Get the room right
Most hotels have a set room rate regardless of how many guests are staying, which can mean singles pay double the cost. Airbnb is a great option for solo travellers – you can rent a room in someone’s house for a fraction of the cost of a hotel room, and you’ll also get to mix with the locals. Backpacker hostels are also real moneysavers. We’re not suggesting you share a dormitory, but they often have decent single rooms available for a very reasonable rate (though you may have to share a bathroom). You probably won’t be spending much time in you’re room as you’ll be out exploring, so as long as it’s clean and safe there’s no need to spend a fortune.
Share the ride
If you are taking a taxi or car service from your hotel to the airport, ask at the front desk if anyone else has requested one for the same time. You can see if they are willing to share and split the bill. Or if you hear someone at baggage claim or in the taxi line mention your hotel, be bold and ask if you can join them.
Food for thought

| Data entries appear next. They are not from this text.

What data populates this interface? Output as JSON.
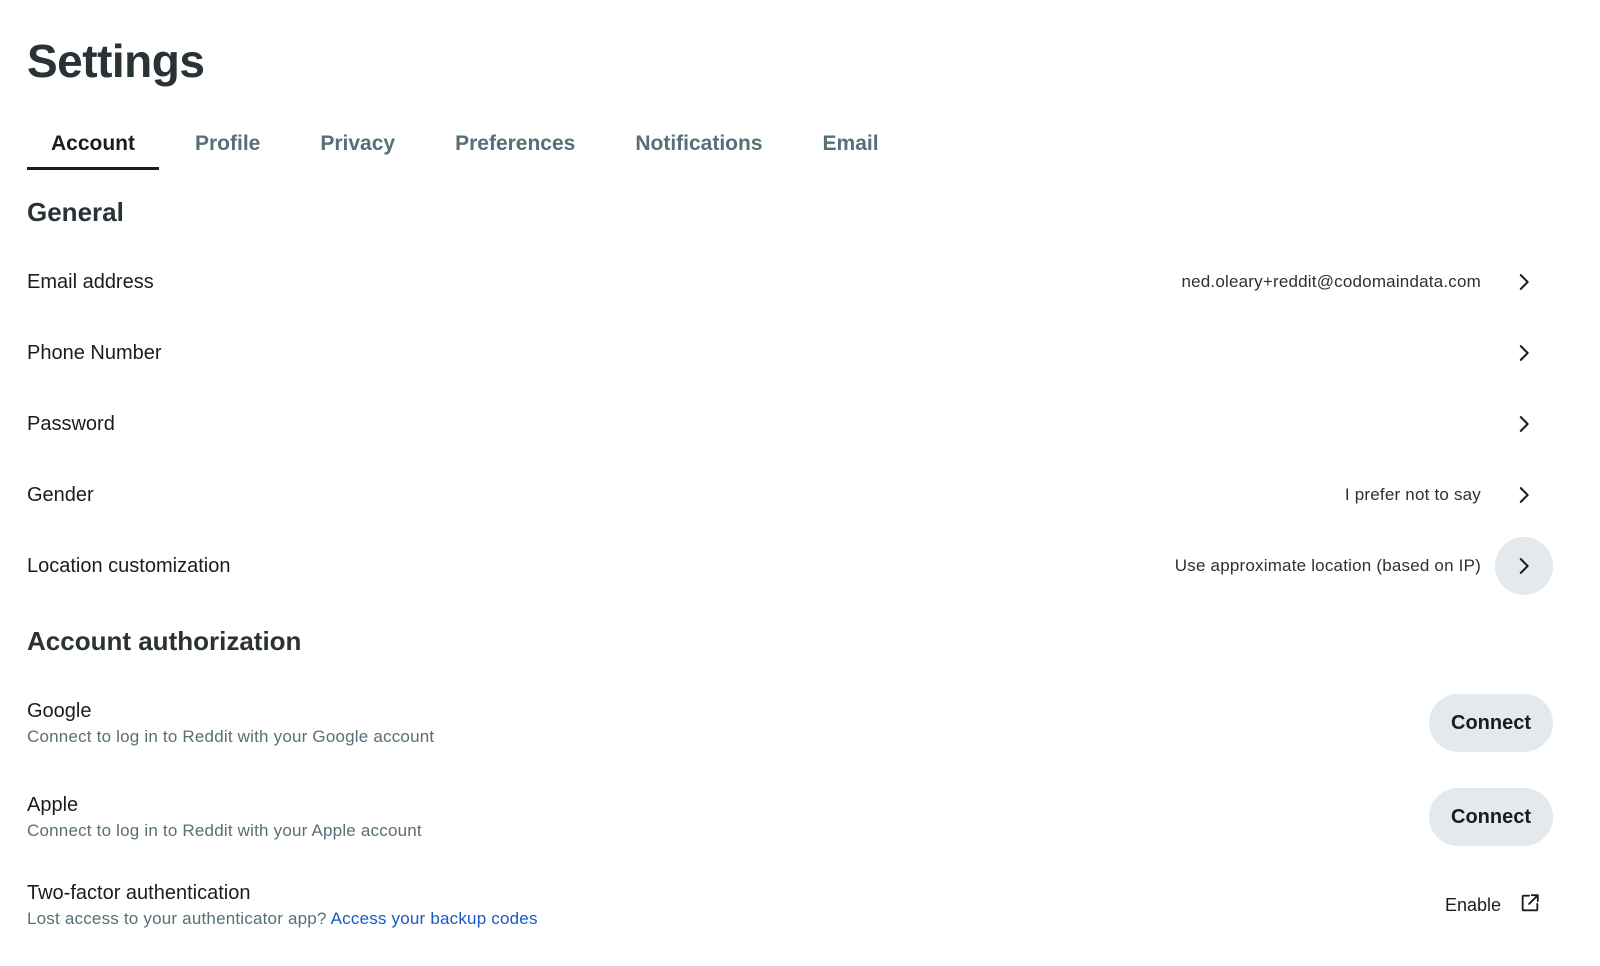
{
  "page": {
    "title": "Settings"
  },
  "tabs": [
    {
      "label": "Account",
      "active": true
    },
    {
      "label": "Profile"
    },
    {
      "label": "Privacy"
    },
    {
      "label": "Preferences"
    },
    {
      "label": "Notifications"
    },
    {
      "label": "Email"
    }
  ],
  "general": {
    "title": "General",
    "rows": [
      {
        "label": "Email address",
        "value": "ned.oleary+reddit@codomaindata.com",
        "icon": "chevron-right-icon"
      },
      {
        "label": "Phone Number",
        "value": "",
        "icon": "chevron-right-icon"
      },
      {
        "label": "Password",
        "value": "",
        "icon": "chevron-right-icon"
      },
      {
        "label": "Gender",
        "value": "I prefer not to say",
        "icon": "chevron-right-icon"
      },
      {
        "label": "Location customization",
        "value": "Use approximate location (based on IP)",
        "icon": "chevron-right-icon"
      }
    ]
  },
  "authorization": {
    "title": "Account authorization",
    "google": {
      "name": "Google",
      "description": "Connect to log in to Reddit with your Google account",
      "button": "Connect"
    },
    "apple": {
      "name": "Apple",
      "description": "Connect to log in to Reddit with your Apple account",
      "button": "Connect"
    },
    "two_factor": {
      "name": "Two-factor authentication",
      "description": "Lost access to your authenticator app?",
      "link": "Access your backup codes",
      "action": "Enable",
      "icon": "external-link-icon"
    }
  },
  "colors": {
    "text": "#1c1c1c",
    "muted": "#576f76",
    "link": "#1659c8",
    "button_bg": "#e3e9ec"
  }
}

Food can be a big expense when you’re on the road, but you also don’t want to miss out on trying delicious local cuisine. In many countries (especially in Asia) street stalls offer tasty food at a fraction of the price of a restaurant. In Europe solo diners can often sit at the bar instead of a table and choose from a cheaper menu. Produce markets and supermarkets are a great option for putting together a cheap meal – make yourself a picnic and head to a sunny park to enjoy it.
Find a deal
Discount sites like Groupon or Living Social offer deals on everything from meals and spa treatments to tours and concerts. Sign up to the relevant site for the city you’re visiting a few weeks before you go and you could be able to nab yourself some great experiences at a fraction of the cost.